New single Origami Bird immediately displays one key element that Mojo Fury will never lose – their fun side. This is about as close to a pop song as they’re going to make; it might even show the band’s love of Prince creeping into their sound. It’s part of an album that is at turns epic, heavy, subtle and certainly danceable. The balance of Mojo Fury’s sound is found and tempered on The Difference Between by its personnel in the studio – mixed by Catherine Marks (Foals, Death Cab For Cutie, The Vaccines) and mastered by Nick Watson (Faith No More, Therapy?, Gary Numan), it’s an album that has been guided by trusted voices.

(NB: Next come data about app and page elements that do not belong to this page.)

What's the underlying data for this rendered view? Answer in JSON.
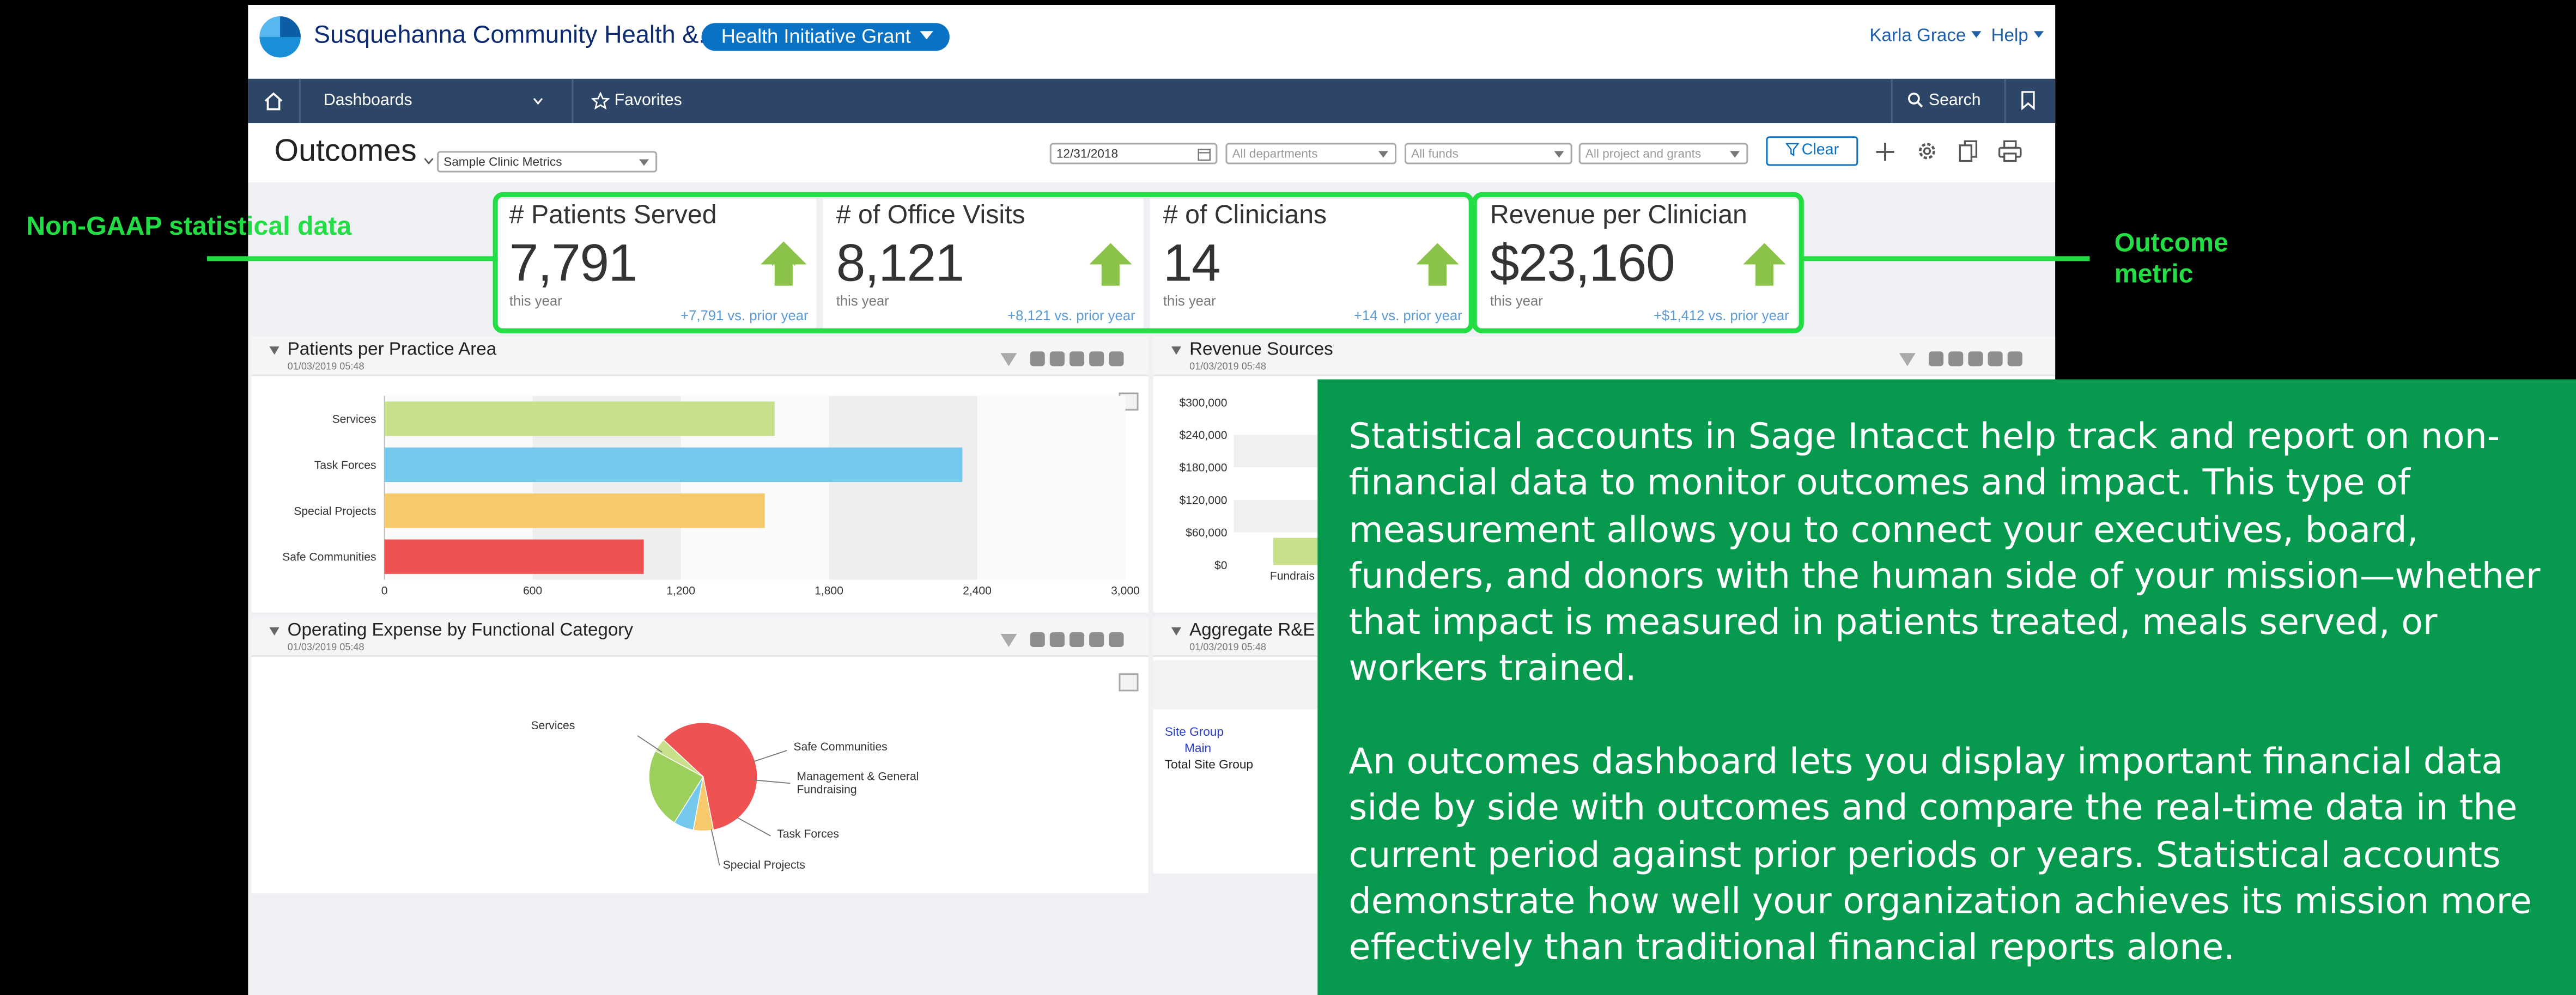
{
  "app": {
    "company": "Susquehanna Community Health &...",
    "grant_button": "Health Initiative Grant",
    "user": "Karla Grace",
    "help": "Help"
  },
  "navbar": {
    "dashboards": "Dashboards",
    "favorites": "Favorites",
    "search": "Search"
  },
  "titlebar": {
    "title": "Outcomes",
    "metrics_select": "Sample Clinic Metrics",
    "date": "12/31/2018",
    "departments_placeholder": "All departments",
    "funds_placeholder": "All funds",
    "projects_placeholder": "All project and grants",
    "clear_button": "Clear"
  },
  "kpis": [
    {
      "title": "# Patients Served",
      "value": "7,791",
      "period": "this year",
      "delta": "+7,791 vs. prior year"
    },
    {
      "title": "# of Office Visits",
      "value": "8,121",
      "period": "this year",
      "delta": "+8,121 vs. prior year"
    },
    {
      "title": "# of Clinicians",
      "value": "14",
      "period": "this year",
      "delta": "+14 vs. prior year"
    },
    {
      "title": "Revenue per Clinician",
      "value": "$23,160",
      "period": "this year",
      "delta": "+$1,412 vs. prior year"
    }
  ],
  "panels": {
    "practice": {
      "title": "Patients per Practice Area",
      "date": "01/03/2019 05:48"
    },
    "revenue": {
      "title": "Revenue Sources",
      "date": "01/03/2019 05:48"
    },
    "expense": {
      "title": "Operating Expense by Functional Category",
      "date": "01/03/2019 05:48"
    },
    "aggregate": {
      "title": "Aggregate R&E",
      "date": "01/03/2019 05:48"
    }
  },
  "aggregate_rows": [
    "Site Group",
    "Main",
    "Total Site Group"
  ],
  "chart_data": [
    {
      "type": "bar",
      "orientation": "horizontal",
      "categories": [
        "Services",
        "Task Forces",
        "Special Projects",
        "Safe Communities"
      ],
      "values": [
        1580,
        2340,
        1540,
        1050
      ],
      "colors": [
        "#c9e08a",
        "#74c8ec",
        "#f7c96d",
        "#ef5253"
      ],
      "xticks": [
        "0",
        "600",
        "1,200",
        "1,800",
        "2,400",
        "3,000"
      ],
      "xlim": [
        0,
        3000
      ]
    },
    {
      "type": "bar",
      "yticks": [
        "$300,000",
        "$240,000",
        "$180,000",
        "$120,000",
        "$60,000",
        "$0"
      ],
      "categories": [
        "Fundrais"
      ],
      "values": [
        50000
      ],
      "ylim": [
        0,
        300000
      ]
    },
    {
      "type": "pie",
      "labels": [
        "Services",
        "Safe Communities",
        "Management & General Fundraising",
        "Task Forces",
        "Special Projects"
      ],
      "values": [
        60,
        6,
        6,
        24,
        4
      ],
      "colors": [
        "#ef5253",
        "#f7c96d",
        "#74c8ec",
        "#9ccf5c",
        "#c9e08a"
      ]
    }
  ],
  "annotations": {
    "left": "Non-GAAP statistical data",
    "right": "Outcome metric"
  },
  "info": {
    "para1": "Statistical accounts in Sage Intacct help track and report on non-financial data to monitor outcomes and impact. This type of measurement allows you to connect your executives, board, funders, and donors with the human side of your mission—whether that impact is measured in patients treated, meals served, or workers trained.",
    "para2": "An outcomes dashboard lets you display important financial data side by side with outcomes and compare the real-time data in the current period against prior periods or years. Statistical accounts demonstrate how well your organization achieves its mission more effectively than traditional financial reports alone."
  }
}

The Difference Between is released on Friday 18th October via Pledge Music. Chosen to allow them to interact with their fans as part of the process of the album’s release, the band are offering a number of exclusive incentives to encourage people to get involved in a record that is undoubtedly a document of a band ploughing their own furrow.

*****

Activity for the band includes:

• Festival appearances at Eurosonic, Sonisphere, 2000 Trees, The Great Escape and Beautiful Days
• BBC Radio 1 Live Session broadcast
• MTV Rocks (formerly MTV2) video spot plays
• iTunes ‘Single of the Week’
• Kerrang! Radio Playlist/ Live Session
• Kerrang! TV Playlist
• Kerrang! Magazine feature/ playlist
• NME website ‘Top 5 new bands you must see at Sonisphere’
• NME magazine ‘Top Tracks of the Week’
• NME TV playlist
• Sub TV playlist
• Rock Sound magazine feature/ cover mount CD
• Rock Sound website ‘Band of the Week’
• Artrocker ‘Album of the Month’
• Artrocker ‘Single of the Month’ twice
• Radio support from BBC R1, XFM, Absolute, Total Rock, NME
• Classic Rock website ‘Track of the Day’
• Big Cheese magazine feature

Selected press:

"They're ferocious, they're exciting, they're challenging, on top of being effortlessly cool; they're just a brilliant band"
- BBC Radio 1

““I think this band are gonna be big”
- Kerrang Radio

"Similarly to Nirvana, they combine heaviness with an emotional connection - the head bang is tinged with all the lights in your head being turned on at once"
- 5/5, Album of the Month, Artrocker

"The band's awkward nature is tempered by the occasional urge to rock the fuck out"
- 7/10, Rock Sound

"This is quite the grand entrance for newcomers Mojo Fu